Excerpts from an interface dataset:
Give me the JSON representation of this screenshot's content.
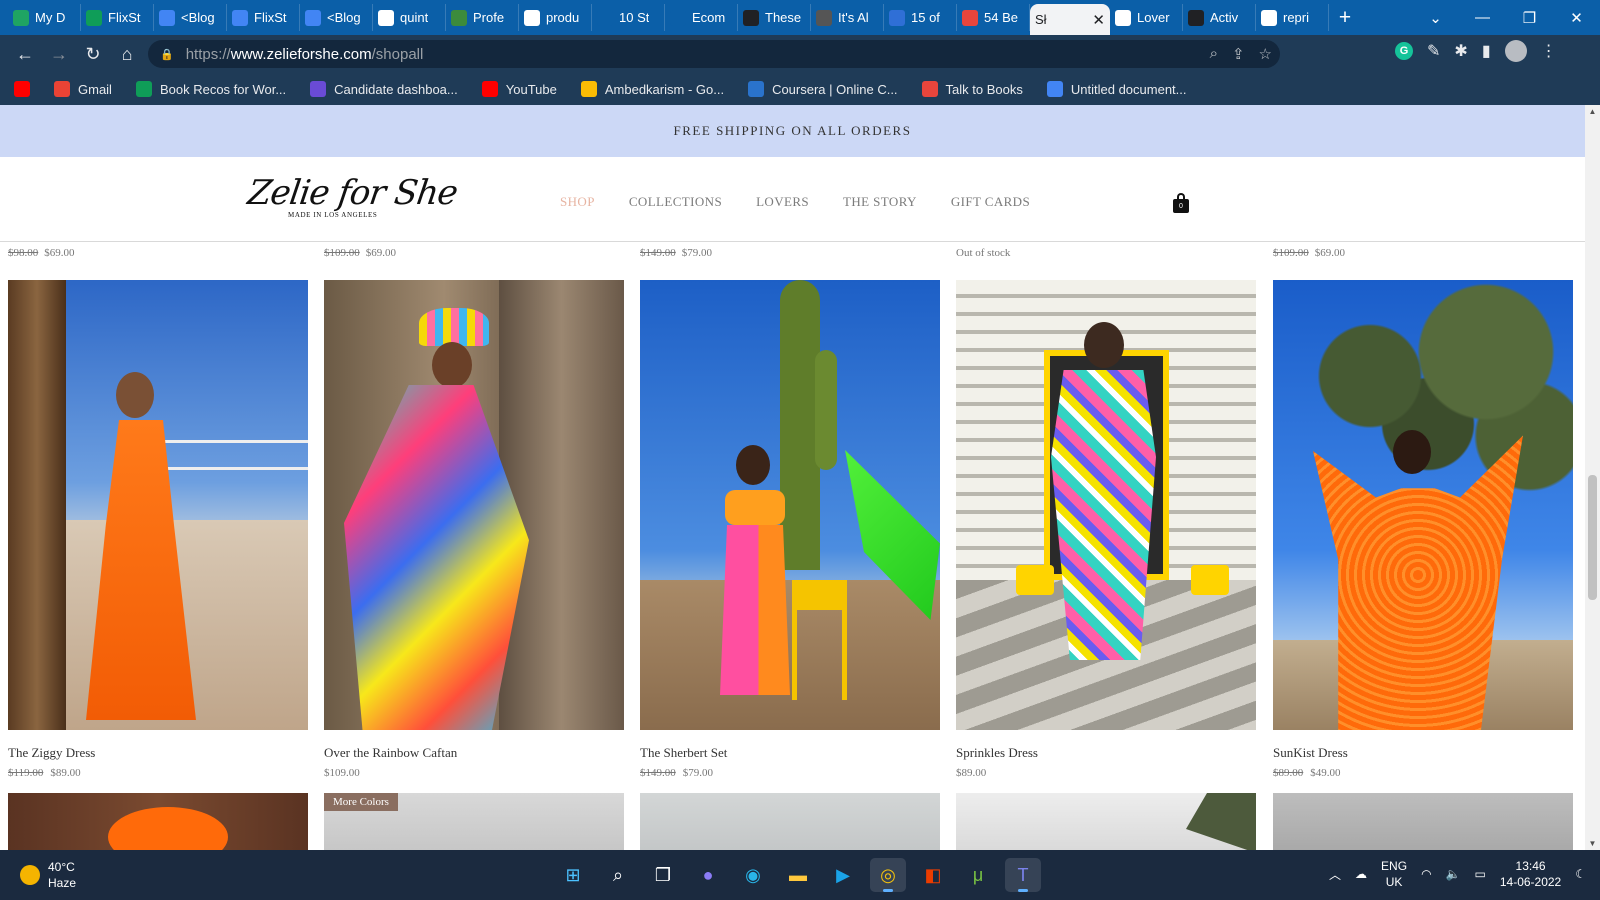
{
  "browser": {
    "tabs": [
      {
        "label": "My D",
        "icon": "google-drive-icon",
        "color": "#1fa463"
      },
      {
        "label": "FlixSt",
        "icon": "google-sheets-icon",
        "color": "#0f9d58"
      },
      {
        "label": "<Blog",
        "icon": "google-docs-icon",
        "color": "#4285f4"
      },
      {
        "label": "FlixSt",
        "icon": "google-docs-icon",
        "color": "#4285f4"
      },
      {
        "label": "<Blog",
        "icon": "google-docs-icon",
        "color": "#4285f4"
      },
      {
        "label": "quint",
        "icon": "google-icon",
        "color": "#ffffff"
      },
      {
        "label": "Profe",
        "icon": "site-icon",
        "color": "#3c8b3c"
      },
      {
        "label": "produ",
        "icon": "google-icon",
        "color": "#ffffff"
      },
      {
        "label": "10 St",
        "icon": "p-icon",
        "color": "#0b5fa8"
      },
      {
        "label": "Ecom",
        "icon": "bracket-icon",
        "color": "#0b5fa8"
      },
      {
        "label": "These",
        "icon": "camera-icon",
        "color": "#202124"
      },
      {
        "label": "It's Al",
        "icon": "column-icon",
        "color": "#555555"
      },
      {
        "label": "15 of",
        "icon": "site-icon",
        "color": "#2f6fd6"
      },
      {
        "label": "54 Be",
        "icon": "c-icon",
        "color": "#e8453c"
      },
      {
        "label": "Sł",
        "icon": "",
        "color": "#f2f3f5",
        "active": true
      },
      {
        "label": "Lover",
        "icon": "r-icon",
        "color": "#ffffff"
      },
      {
        "label": "Activ",
        "icon": "v-icon",
        "color": "#202124"
      },
      {
        "label": "repri",
        "icon": "google-icon",
        "color": "#ffffff"
      }
    ],
    "address": {
      "prefix": "https://",
      "host": "www.zelieforshe.com",
      "path": "/shopall"
    },
    "bookmarks": [
      {
        "label": "",
        "icon": "youtube-icon",
        "color": "#ff0000"
      },
      {
        "label": "Gmail",
        "icon": "gmail-icon",
        "color": "#ea4335"
      },
      {
        "label": "Book Recos for Wor...",
        "icon": "google-sheets-icon",
        "color": "#0f9d58"
      },
      {
        "label": "Candidate dashboa...",
        "icon": "site-icon",
        "color": "#6a4bd6"
      },
      {
        "label": "YouTube",
        "icon": "youtube-icon",
        "color": "#ff0000"
      },
      {
        "label": "Ambedkarism - Go...",
        "icon": "google-drive-icon",
        "color": "#fbbc04"
      },
      {
        "label": "Coursera | Online C...",
        "icon": "coursera-icon",
        "color": "#2a73cc"
      },
      {
        "label": "Talk to Books",
        "icon": "books-icon",
        "color": "#e8453c"
      },
      {
        "label": "Untitled document...",
        "icon": "google-docs-icon",
        "color": "#4285f4"
      }
    ]
  },
  "site": {
    "announcement": "FREE SHIPPING ON ALL ORDERS",
    "logo_script": "Zelie for She",
    "logo_tagline": "MADE IN LOS ANGELES",
    "nav": [
      "SHOP",
      "COLLECTIONS",
      "LOVERS",
      "THE STORY",
      "GIFT CARDS"
    ],
    "cart_count": "0",
    "accent_color": "#e7b4a2"
  },
  "previous_row": [
    {
      "old": "$98.00",
      "price": "$69.00"
    },
    {
      "old": "$109.00",
      "price": "$69.00"
    },
    {
      "old": "$149.00",
      "price": "$79.00"
    },
    {
      "old": "",
      "price": "Out of stock"
    },
    {
      "old": "$109.00",
      "price": "$69.00"
    }
  ],
  "products": [
    {
      "name": "The Ziggy Dress",
      "old": "$119.00",
      "price": "$89.00"
    },
    {
      "name": "Over the Rainbow Caftan",
      "old": "",
      "price": "$109.00"
    },
    {
      "name": "The Sherbert Set",
      "old": "$149.00",
      "price": "$79.00"
    },
    {
      "name": "Sprinkles Dress",
      "old": "",
      "price": "$89.00"
    },
    {
      "name": "SunKist Dress",
      "old": "$89.00",
      "price": "$49.00"
    }
  ],
  "next_row_badge": "More Colors",
  "taskbar": {
    "temp": "40°C",
    "condition": "Haze",
    "lang1": "ENG",
    "lang2": "UK",
    "time": "13:46",
    "date": "14-06-2022"
  }
}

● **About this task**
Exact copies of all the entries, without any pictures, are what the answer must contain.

● **Written response**
Give me the JSON representation of this screenshot's content.
{
  "browser": {
    "tabs": [
      {
        "label": "My D",
        "icon": "google-drive-icon",
        "color": "#1fa463"
      },
      {
        "label": "FlixSt",
        "icon": "google-sheets-icon",
        "color": "#0f9d58"
      },
      {
        "label": "<Blog",
        "icon": "google-docs-icon",
        "color": "#4285f4"
      },
      {
        "label": "FlixSt",
        "icon": "google-docs-icon",
        "color": "#4285f4"
      },
      {
        "label": "<Blog",
        "icon": "google-docs-icon",
        "color": "#4285f4"
      },
      {
        "label": "quint",
        "icon": "google-icon",
        "color": "#ffffff"
      },
      {
        "label": "Profe",
        "icon": "site-icon",
        "color": "#3c8b3c"
      },
      {
        "label": "produ",
        "icon": "google-icon",
        "color": "#ffffff"
      },
      {
        "label": "10 St",
        "icon": "p-icon",
        "color": "#0b5fa8"
      },
      {
        "label": "Ecom",
        "icon": "bracket-icon",
        "color": "#0b5fa8"
      },
      {
        "label": "These",
        "icon": "camera-icon",
        "color": "#202124"
      },
      {
        "label": "It's Al",
        "icon": "column-icon",
        "color": "#555555"
      },
      {
        "label": "15 of",
        "icon": "site-icon",
        "color": "#2f6fd6"
      },
      {
        "label": "54 Be",
        "icon": "c-icon",
        "color": "#e8453c"
      },
      {
        "label": "Sł",
        "icon": "",
        "color": "#f2f3f5",
        "active": true
      },
      {
        "label": "Lover",
        "icon": "r-icon",
        "color": "#ffffff"
      },
      {
        "label": "Activ",
        "icon": "v-icon",
        "color": "#202124"
      },
      {
        "label": "repri",
        "icon": "google-icon",
        "color": "#ffffff"
      }
    ],
    "address": {
      "prefix": "https://",
      "host": "www.zelieforshe.com",
      "path": "/shopall"
    },
    "bookmarks": [
      {
        "label": "",
        "icon": "youtube-icon",
        "color": "#ff0000"
      },
      {
        "label": "Gmail",
        "icon": "gmail-icon",
        "color": "#ea4335"
      },
      {
        "label": "Book Recos for Wor...",
        "icon": "google-sheets-icon",
        "color": "#0f9d58"
      },
      {
        "label": "Candidate dashboa...",
        "icon": "site-icon",
        "color": "#6a4bd6"
      },
      {
        "label": "YouTube",
        "icon": "youtube-icon",
        "color": "#ff0000"
      },
      {
        "label": "Ambedkarism - Go...",
        "icon": "google-drive-icon",
        "color": "#fbbc04"
      },
      {
        "label": "Coursera | Online C...",
        "icon": "coursera-icon",
        "color": "#2a73cc"
      },
      {
        "label": "Talk to Books",
        "icon": "books-icon",
        "color": "#e8453c"
      },
      {
        "label": "Untitled document...",
        "icon": "google-docs-icon",
        "color": "#4285f4"
      }
    ]
  },
  "site": {
    "announcement": "FREE SHIPPING ON ALL ORDERS",
    "logo_script": "Zelie for She",
    "logo_tagline": "MADE IN LOS ANGELES",
    "nav": [
      "SHOP",
      "COLLECTIONS",
      "LOVERS",
      "THE STORY",
      "GIFT CARDS"
    ],
    "cart_count": "0",
    "accent_color": "#e7b4a2"
  },
  "previous_row": [
    {
      "old": "$98.00",
      "price": "$69.00"
    },
    {
      "old": "$109.00",
      "price": "$69.00"
    },
    {
      "old": "$149.00",
      "price": "$79.00"
    },
    {
      "old": "",
      "price": "Out of stock"
    },
    {
      "old": "$109.00",
      "price": "$69.00"
    }
  ],
  "products": [
    {
      "name": "The Ziggy Dress",
      "old": "$119.00",
      "price": "$89.00"
    },
    {
      "name": "Over the Rainbow Caftan",
      "old": "",
      "price": "$109.00"
    },
    {
      "name": "The Sherbert Set",
      "old": "$149.00",
      "price": "$79.00"
    },
    {
      "name": "Sprinkles Dress",
      "old": "",
      "price": "$89.00"
    },
    {
      "name": "SunKist Dress",
      "old": "$89.00",
      "price": "$49.00"
    }
  ],
  "next_row_badge": "More Colors",
  "taskbar": {
    "temp": "40°C",
    "condition": "Haze",
    "lang1": "ENG",
    "lang2": "UK",
    "time": "13:46",
    "date": "14-06-2022"
  }
}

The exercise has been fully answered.